Task directions:
State how many lines of the entries include the string "Projekte", please, leaving out everything but the number.
───── Supplied entries ─────
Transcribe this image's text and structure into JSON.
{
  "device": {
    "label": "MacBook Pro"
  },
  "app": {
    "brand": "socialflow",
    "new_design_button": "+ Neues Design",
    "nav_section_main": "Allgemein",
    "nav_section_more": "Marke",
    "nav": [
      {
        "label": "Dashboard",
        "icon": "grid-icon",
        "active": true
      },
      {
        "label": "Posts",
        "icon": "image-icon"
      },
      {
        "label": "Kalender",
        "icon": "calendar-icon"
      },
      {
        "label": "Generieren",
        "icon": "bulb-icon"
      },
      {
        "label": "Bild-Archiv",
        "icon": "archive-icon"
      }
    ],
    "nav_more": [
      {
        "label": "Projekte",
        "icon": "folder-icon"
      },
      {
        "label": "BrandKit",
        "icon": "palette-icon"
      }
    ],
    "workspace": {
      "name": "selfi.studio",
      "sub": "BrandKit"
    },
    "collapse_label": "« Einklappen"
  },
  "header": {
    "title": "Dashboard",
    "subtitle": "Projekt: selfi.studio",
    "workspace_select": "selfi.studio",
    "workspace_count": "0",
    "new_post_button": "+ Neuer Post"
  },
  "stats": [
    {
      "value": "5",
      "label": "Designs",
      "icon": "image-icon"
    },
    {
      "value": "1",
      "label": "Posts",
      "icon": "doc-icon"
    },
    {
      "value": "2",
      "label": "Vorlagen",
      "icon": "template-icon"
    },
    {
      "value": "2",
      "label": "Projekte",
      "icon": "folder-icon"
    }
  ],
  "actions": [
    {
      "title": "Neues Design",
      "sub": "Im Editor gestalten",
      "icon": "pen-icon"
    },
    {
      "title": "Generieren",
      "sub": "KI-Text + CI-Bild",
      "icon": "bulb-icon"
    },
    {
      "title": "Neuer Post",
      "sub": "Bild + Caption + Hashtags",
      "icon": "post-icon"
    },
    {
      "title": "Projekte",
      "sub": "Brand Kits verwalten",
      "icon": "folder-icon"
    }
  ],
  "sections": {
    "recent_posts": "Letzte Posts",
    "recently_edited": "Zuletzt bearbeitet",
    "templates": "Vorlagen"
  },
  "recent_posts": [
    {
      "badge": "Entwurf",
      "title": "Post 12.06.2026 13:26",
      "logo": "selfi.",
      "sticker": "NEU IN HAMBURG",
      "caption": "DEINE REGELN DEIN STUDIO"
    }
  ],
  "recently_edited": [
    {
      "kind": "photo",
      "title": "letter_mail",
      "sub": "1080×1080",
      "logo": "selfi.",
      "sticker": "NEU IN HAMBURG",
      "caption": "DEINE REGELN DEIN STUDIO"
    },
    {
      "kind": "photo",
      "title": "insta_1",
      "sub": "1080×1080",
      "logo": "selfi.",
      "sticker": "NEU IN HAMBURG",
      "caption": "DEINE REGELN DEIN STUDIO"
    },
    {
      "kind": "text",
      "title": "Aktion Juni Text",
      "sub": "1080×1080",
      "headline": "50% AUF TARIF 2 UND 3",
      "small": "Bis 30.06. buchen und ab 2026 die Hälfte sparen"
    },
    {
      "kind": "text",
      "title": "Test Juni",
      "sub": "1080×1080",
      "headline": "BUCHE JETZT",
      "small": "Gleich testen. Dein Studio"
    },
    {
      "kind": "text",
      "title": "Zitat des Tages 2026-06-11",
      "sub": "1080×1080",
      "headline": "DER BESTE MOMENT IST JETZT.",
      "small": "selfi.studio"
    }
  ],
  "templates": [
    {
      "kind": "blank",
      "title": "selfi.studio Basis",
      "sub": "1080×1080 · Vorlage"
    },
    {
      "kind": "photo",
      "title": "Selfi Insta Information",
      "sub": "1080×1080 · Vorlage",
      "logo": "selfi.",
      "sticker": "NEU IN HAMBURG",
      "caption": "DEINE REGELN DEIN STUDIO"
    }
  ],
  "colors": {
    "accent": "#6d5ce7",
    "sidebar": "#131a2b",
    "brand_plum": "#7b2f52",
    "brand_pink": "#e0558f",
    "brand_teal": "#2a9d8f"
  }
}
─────
Response to the exercise:
3